Return the lines below that contain the word "webhook".

Records for this exercise
= = = =

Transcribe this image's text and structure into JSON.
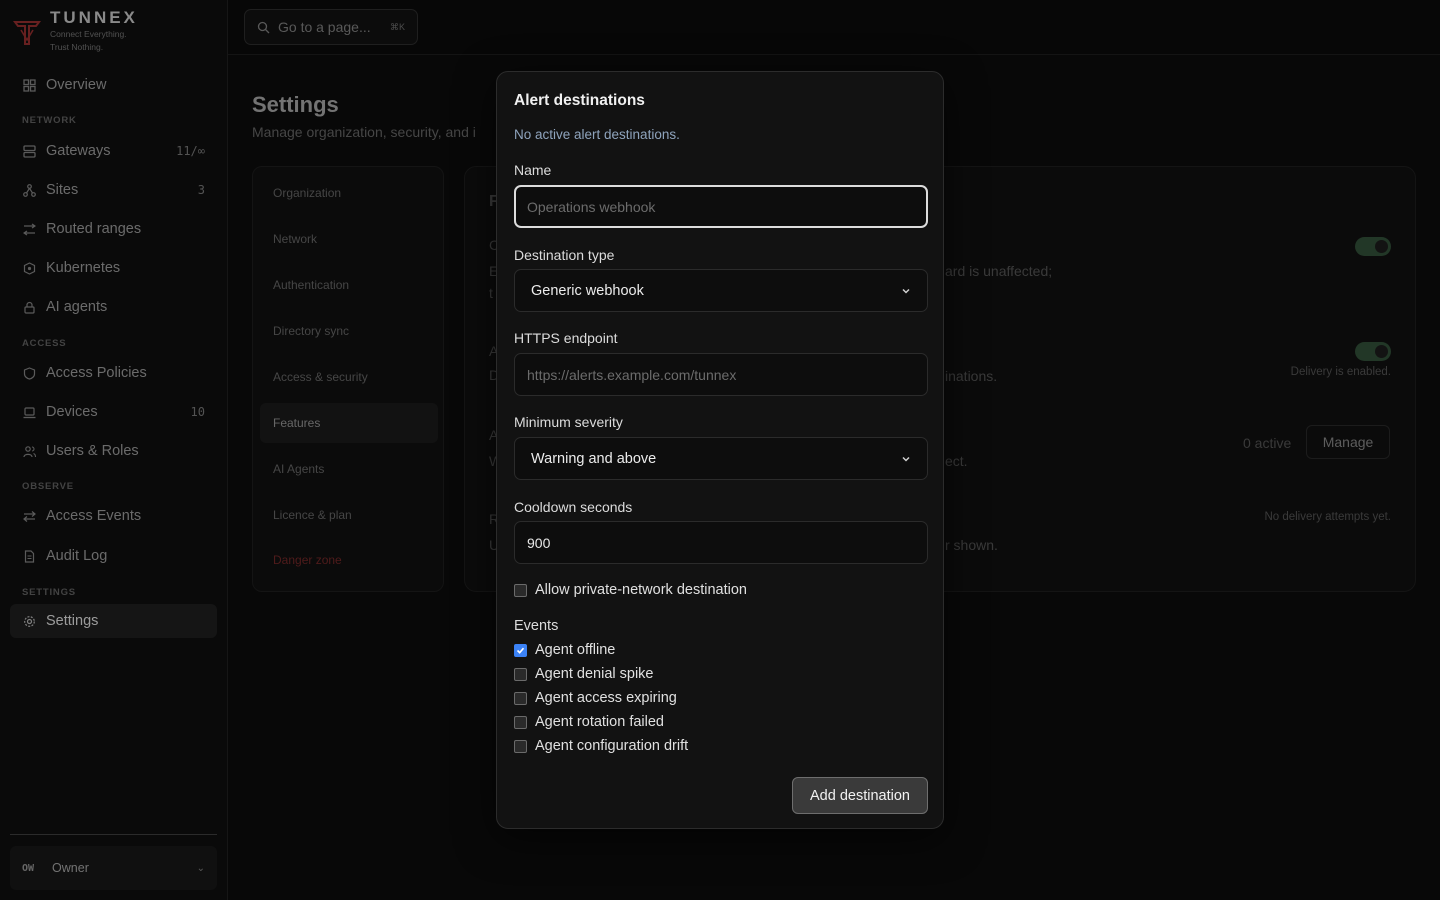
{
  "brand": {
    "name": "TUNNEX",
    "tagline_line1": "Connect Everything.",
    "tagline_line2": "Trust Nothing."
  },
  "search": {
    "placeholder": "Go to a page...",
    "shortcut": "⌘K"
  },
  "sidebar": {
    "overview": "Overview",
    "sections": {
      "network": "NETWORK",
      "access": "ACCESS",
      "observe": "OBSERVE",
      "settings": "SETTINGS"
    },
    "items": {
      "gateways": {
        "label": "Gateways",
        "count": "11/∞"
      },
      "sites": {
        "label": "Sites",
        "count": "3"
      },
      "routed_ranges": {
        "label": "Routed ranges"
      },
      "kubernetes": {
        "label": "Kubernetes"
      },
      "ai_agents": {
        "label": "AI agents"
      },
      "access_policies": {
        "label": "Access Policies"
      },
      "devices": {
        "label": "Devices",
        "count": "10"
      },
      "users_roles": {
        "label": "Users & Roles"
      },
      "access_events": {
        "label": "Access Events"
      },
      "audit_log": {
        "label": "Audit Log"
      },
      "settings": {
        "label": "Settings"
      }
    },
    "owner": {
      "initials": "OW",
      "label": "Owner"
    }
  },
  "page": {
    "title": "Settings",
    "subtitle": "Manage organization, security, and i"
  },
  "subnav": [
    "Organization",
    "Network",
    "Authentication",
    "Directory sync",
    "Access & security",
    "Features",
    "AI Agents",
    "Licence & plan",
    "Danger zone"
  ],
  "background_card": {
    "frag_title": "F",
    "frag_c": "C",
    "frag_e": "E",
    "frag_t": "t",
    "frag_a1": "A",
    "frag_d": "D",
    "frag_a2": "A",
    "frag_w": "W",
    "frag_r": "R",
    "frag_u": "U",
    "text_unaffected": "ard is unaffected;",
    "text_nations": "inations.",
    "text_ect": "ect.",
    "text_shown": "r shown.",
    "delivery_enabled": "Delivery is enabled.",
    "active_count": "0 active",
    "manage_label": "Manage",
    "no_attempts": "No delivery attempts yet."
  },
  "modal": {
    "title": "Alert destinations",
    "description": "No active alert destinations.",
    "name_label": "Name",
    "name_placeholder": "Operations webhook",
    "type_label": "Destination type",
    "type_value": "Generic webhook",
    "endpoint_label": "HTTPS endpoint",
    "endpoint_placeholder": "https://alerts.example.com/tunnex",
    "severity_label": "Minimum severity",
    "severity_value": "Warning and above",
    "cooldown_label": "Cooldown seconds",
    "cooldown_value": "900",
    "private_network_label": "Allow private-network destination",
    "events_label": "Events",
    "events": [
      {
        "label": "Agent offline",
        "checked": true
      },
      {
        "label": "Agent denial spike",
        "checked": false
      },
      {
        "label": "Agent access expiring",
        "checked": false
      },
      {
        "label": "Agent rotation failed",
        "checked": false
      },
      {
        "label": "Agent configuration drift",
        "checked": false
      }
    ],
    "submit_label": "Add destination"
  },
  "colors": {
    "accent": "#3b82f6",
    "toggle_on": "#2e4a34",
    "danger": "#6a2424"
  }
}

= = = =

Task solution
    "name_placeholder": "Operations webhook",
    "type_value": "Generic webhook",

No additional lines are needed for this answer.